Due to increasingly poor diet and a lack of exercise, type 2 diabetes is being picked up in increasingly young patients, so much so that a new diabetic is now diagnosed every three minutes in the UK. NHS workers like Dr Savine and his staff are dealing with potentially a ticking time bomb of young people who, at middle age, will have heart diseases and strokes, and need kidney transplants.
To target young diabetics, Dr Savine has set up a special monthly clinic. Each afternoon costs the Mayday approximately £10,000. But some patients frequently don't bother to show for their appointments.

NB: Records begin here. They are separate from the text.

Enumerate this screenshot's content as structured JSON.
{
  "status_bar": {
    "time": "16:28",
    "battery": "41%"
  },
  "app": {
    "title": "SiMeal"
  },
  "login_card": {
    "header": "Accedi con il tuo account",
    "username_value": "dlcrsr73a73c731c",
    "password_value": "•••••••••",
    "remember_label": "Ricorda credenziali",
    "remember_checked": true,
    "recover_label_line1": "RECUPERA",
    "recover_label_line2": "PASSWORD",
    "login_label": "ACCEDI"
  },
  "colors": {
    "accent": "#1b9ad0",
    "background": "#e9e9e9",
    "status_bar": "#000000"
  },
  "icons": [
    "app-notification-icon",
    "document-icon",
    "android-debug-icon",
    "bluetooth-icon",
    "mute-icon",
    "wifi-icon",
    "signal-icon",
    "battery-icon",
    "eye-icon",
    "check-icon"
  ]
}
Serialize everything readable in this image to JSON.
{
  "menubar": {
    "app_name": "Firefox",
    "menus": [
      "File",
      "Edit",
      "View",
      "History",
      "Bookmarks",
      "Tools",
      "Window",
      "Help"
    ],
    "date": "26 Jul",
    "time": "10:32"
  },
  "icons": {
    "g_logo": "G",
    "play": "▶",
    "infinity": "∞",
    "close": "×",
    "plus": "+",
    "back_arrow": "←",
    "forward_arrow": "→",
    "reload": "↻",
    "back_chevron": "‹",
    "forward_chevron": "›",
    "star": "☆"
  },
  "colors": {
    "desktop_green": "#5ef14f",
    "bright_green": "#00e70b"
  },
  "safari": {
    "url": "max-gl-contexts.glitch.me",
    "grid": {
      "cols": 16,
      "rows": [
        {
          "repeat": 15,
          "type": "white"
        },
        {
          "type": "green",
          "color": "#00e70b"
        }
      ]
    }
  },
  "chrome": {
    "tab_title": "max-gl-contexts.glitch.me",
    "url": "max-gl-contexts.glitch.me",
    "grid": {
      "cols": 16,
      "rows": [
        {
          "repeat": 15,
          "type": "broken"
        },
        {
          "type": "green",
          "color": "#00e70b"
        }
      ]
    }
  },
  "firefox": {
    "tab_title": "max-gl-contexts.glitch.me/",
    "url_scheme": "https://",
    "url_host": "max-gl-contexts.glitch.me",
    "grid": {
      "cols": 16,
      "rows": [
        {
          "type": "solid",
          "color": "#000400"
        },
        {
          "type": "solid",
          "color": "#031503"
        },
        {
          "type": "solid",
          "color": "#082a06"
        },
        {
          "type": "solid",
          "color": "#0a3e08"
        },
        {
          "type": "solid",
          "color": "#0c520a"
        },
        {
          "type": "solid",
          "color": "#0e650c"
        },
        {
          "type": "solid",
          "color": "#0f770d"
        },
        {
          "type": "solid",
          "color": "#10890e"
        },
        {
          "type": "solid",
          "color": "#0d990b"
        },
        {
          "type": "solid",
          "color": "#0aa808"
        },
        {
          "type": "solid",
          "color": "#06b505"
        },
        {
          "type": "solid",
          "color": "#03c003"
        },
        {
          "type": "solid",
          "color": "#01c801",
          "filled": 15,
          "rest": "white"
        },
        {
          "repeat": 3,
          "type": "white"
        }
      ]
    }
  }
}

Patients like 15-year-old Francesca, who also doesn't always test her blood sugars for her type 1 diabetes, and was rushed to hospital in a diabetic coma brought on by a prolonged bout of binge-drinking. Despite this she says: 'I don't let my diabetes run my life. I do what I want to do, when I want to do it.'
For the first time in their careers, doctors are seeing people in their twenties with lifestyle-related liver disease.
King's College Hospital in London has the largest liver transplant programme in Europe.
The final episode of the series explores how staff deal with the vast amount of patients suffering from liver disease, the difficulties in managing the demand for transplants and their efforts to curb the surging numbers of people playing a high-risk game with their lives.
Dr Kosh Agarwal is a Consultant at King's College Hospital's Liver Unit, where they have patients referred from all over the country.
The most common lifestyle reason for liver transplants in the UK is alcohol-related liver disease. In five years the number of patients at King's with lifestyle-related liver disease has more than doubled.
The liver unit has approximately 150 people on its transplant waiting list. A team of over 20 people has to agree on who makes the list and their weekly meetings can be fraught. 'The idea of who's deserving and who's not deserving I think is a very thorny for us as a transplant unit,' says Kosh.
The Hospital synopsis
The Hospital examines the relationship between teenagers and the NHS. Consultants, surgeons, nurses and midwives speak with unprecedented candour about the problems they faceEpisode Guide >